What is a trade secret?
The Massachusetts Trade Secrets Act (MUTSA) defines a trade secret as any information, tangible or intangible, that provides an economic advantage by not being generally known or readily ascertainable. Examples of trade secrets include proprietary information about a business or its products that are not available to the public such as formulas, recipes, programs, patterns or processes.
Generally, if the information is something that other people can learn by being in the industry, it is not a trade secret. A customer list, for instance, may be readily ascertainable and not qualify as a trade secret if the contact information can be found online.
Filing a trade secret misappropriation claim
Misappropriation occurs when an employee obtains the secret by illegal and unethical means, such as violating their confidentiality agreement, and then discloses it to a third party who should not have access to it.
However, it can be costly, especially for a startup, to sue an individual or company for trade secret misappropriation. Employers should take preventive measures to safeguard trade secrets before there is any risk of misappropriation.
Preserving trade secrets when offboarding employees
Inappropriate disclosure of trade secrets is most likely to occur when an employee is transitioning to a new workplace. There are two simple ways to mitigate this risk when offboarding an employee:
The first is to remind the employee about the confidentiality agreement they signed during the leave interview or upon resignation. While it may not completely deter the employee from revealing your secrets, the threat of legal action should make them think twice.
The second is to retrieve all company equipment immediately. Specify a timeframe by which they must return the equipment and remove the employee’s access to company devices and databases to reduce the risk of data theft.

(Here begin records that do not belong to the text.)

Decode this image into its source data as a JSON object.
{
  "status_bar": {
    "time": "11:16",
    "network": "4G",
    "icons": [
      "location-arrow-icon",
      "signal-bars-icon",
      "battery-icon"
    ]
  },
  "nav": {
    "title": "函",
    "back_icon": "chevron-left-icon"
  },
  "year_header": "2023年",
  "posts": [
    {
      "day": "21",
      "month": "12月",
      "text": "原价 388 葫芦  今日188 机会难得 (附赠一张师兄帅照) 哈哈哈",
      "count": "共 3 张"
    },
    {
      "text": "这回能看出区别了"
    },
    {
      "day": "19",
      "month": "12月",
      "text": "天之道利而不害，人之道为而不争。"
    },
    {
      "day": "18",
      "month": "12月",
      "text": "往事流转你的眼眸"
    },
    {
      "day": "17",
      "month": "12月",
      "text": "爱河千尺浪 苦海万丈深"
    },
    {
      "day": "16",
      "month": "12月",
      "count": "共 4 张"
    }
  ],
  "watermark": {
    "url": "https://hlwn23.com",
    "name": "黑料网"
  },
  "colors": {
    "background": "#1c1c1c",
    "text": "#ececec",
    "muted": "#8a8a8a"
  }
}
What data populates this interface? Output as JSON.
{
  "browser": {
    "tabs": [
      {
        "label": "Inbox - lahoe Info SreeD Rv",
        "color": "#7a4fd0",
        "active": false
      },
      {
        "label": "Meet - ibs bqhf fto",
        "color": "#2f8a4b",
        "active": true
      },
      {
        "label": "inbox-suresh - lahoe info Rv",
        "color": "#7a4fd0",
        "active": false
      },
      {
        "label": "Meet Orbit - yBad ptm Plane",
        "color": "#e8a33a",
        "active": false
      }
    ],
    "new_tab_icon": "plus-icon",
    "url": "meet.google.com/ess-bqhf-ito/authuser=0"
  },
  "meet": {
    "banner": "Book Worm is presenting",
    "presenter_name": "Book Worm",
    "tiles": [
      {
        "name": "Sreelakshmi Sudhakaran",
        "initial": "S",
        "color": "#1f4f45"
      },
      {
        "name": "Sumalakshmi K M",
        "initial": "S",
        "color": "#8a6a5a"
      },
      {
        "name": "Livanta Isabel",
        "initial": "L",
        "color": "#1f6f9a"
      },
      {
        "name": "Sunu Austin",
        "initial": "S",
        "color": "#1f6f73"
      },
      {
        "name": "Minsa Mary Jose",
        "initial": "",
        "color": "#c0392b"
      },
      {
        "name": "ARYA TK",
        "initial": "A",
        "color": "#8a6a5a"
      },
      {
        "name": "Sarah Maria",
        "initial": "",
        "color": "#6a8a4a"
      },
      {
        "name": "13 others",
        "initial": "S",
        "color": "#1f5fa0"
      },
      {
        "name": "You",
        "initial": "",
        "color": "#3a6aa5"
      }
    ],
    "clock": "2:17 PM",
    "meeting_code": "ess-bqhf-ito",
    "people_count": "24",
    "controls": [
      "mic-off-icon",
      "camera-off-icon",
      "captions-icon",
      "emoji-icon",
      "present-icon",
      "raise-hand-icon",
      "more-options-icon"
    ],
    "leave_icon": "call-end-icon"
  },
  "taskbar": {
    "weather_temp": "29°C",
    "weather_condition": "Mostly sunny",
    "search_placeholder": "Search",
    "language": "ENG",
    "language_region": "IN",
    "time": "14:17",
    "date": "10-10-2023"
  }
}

Taking preventative measures to safeguard your business’s most valuable assets is an excellent way to accelerate growth and maintain a competitive edge. If you need advice on what methods you should be using, a business attorney may be a good resource to tap into.